The Ultrasonic Testing Technique Today
Modern ultrasonic testing equipment is slightly similar to old yet bulky ultrasonic flaw detector. Though they both follow the same principle, modern UT devices are advanced in precise measurement of flaws, imaging defects, calibration stabilisation, and data sharing.
In today’s scenario, ultrasonic testing:
- Identifies both surface and subsurface discontinuities
- Needs a single side of the surface to collide
- Needs nominal part preparation
- Delivers instant results
- Allows to share outcomes easily
- Can be automated to save user’s energy and time
The precision of ultrasonic testing results needs expertise and training to be understood and interpreted. Therefore, a well-trained flaw inspector can easily handle ultrasonic testing equipment.
How Does The Ultrasonic Indicator Work?
In ultrasonic testing, a piezoelectric transducer is linked to an Ultrasonic flaw detector. Generally, the defect finders are made of a pulse receiver and a display to show oscillations. The transducer is attached to the object to be tested with gel, oil, or water to move over it. A couplant (a material that enables the transmission of ultrasonic waves from the transducer) is essential to move the sound energy to the transducer to get the outcomes. However, the couplant is not required if we use non-contact methods like laser excitation or electromagnetic acoustic transducer.
Types of Ultrasonic Testing
There are multiple types of Ultrasonic testing used for different causes in different industries and sectors, and some are mentioned below.
1. Automated Ultrasonic Backscatter Testing
AUBT is an ultrasonic testing technique to detect damage or defects caused by high-temperature Hydrogen attack. Generally, this technique is used to inspect pipes and pressure vessels. In this inspection technique, a high-frequency probe and an oscilloscope are used for frequency calculation.
2. Phased Array Ultrasonic Testing
PAUT is an ultrasonic testing technique that uses an ultrasonic probe made of different small elements. Each element utilised in a PAUT system is capable of pulsing separately. This is done through the phasing process with computer-calculated timing.
3. Long Range Ultrasonic Testing
This ultrasonic testing technique is formed to test a big volume of material from a single checkpoint.

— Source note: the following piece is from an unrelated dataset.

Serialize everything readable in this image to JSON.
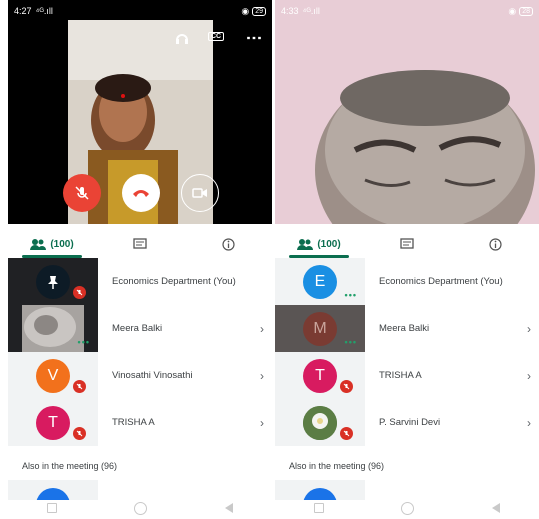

In this method, transducer rings are fixed around a pipe to generate a sequence of low-frequency waves to inspect the complete range of the pipelines.
4. Internal Rotating Inspection System
IRIS is an ultrasonic technique developed to identify the decay in pipelines and tubes. This method utilises an internally fixed probe to generate sound waves. The probe moves through the flooded pipeline for scanning defects and other related inspections.
5. Time Of Flight Diffraction
TOFD is an ultrasonic technique to find defects in welds. It determines the position of a reflector by measuring the TOF (time of flight) of an ultrasonic pulse. A pair of ultrasonic transducers are used to determine the TOF in this method. The transmitter sends out low-frequency waves that travel at an angle, and they only diffract back to the receiver if they come into contact with a flaw.
Ultrasonic testing methods are used in different industries and sectors to ensure the goodness and wholeness of the materials and there are many ultrasonic testing equipment manufacturers that provide advanced ultrasonic testing equipment and ultrasonic flaw detector. If you need an ultrasonic flaw detector for industrial or commercial use, Modsonic is one of India’s leading ultrasonic testing equipment suppliers that offer a range of ultrasonic flaw detectors and equipment.